### EXERCISE INSTRUCTIONS:
From the line that contains "What data populates" to the final line of the entries, return every line exactly and leave out all others.

[Entries from a dataset of interfaces]
........
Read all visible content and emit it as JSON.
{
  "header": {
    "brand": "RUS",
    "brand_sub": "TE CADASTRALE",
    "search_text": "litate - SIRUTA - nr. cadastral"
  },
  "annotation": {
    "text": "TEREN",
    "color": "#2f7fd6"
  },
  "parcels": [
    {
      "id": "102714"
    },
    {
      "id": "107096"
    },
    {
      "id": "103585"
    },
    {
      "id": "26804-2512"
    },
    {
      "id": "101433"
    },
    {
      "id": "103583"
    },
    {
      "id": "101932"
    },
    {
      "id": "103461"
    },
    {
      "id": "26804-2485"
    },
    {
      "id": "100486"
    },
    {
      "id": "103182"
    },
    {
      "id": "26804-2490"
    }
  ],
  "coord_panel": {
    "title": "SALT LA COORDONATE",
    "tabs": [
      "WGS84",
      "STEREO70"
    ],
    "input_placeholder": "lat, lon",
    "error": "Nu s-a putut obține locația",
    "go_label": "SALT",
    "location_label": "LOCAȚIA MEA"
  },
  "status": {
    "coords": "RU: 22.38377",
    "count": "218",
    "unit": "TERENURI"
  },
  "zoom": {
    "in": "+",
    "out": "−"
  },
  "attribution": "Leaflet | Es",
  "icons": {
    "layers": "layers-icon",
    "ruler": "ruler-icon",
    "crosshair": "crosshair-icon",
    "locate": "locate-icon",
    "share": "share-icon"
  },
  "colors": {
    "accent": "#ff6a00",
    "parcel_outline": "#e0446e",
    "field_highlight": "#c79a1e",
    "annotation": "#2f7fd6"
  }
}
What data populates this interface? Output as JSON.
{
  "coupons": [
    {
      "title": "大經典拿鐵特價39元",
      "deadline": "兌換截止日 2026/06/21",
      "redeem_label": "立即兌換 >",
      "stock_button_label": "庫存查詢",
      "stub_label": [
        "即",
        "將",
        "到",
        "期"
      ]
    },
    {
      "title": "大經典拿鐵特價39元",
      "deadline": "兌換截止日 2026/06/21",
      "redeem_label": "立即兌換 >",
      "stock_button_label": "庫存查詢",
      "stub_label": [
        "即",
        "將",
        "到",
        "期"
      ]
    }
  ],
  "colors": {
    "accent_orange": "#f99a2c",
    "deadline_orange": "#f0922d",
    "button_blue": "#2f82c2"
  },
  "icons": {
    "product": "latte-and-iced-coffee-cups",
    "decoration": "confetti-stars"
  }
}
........
### WRITTEN SOLUTION:
What data populates this interface? Output as JSON.
{
  "coupons": [
    {
      "title": "大經典拿鐵特價39元",
      "deadline": "兌換截止日 2026/06/21",
      "redeem_label": "立即兌換 >",
      "stock_button_label": "庫存查詢",
      "stub_label": [
        "即",
        "將",
        "到",
        "期"
      ]
    },
    {
      "title": "大經典拿鐵特價39元",
      "deadline": "兌換截止日 2026/06/21",
      "redeem_label": "立即兌換 >",
      "stock_button_label": "庫存查詢",
      "stub_label": [
        "即",
        "將",
        "到",
        "期"
      ]
    }
  ],
  "colors": {
    "accent_orange": "#f99a2c",
    "deadline_orange": "#f0922d",
    "button_blue": "#2f82c2"
  },
  "icons": {
    "product": "latte-and-iced-coffee-cups",
    "decoration": "confetti-stars"
  }
}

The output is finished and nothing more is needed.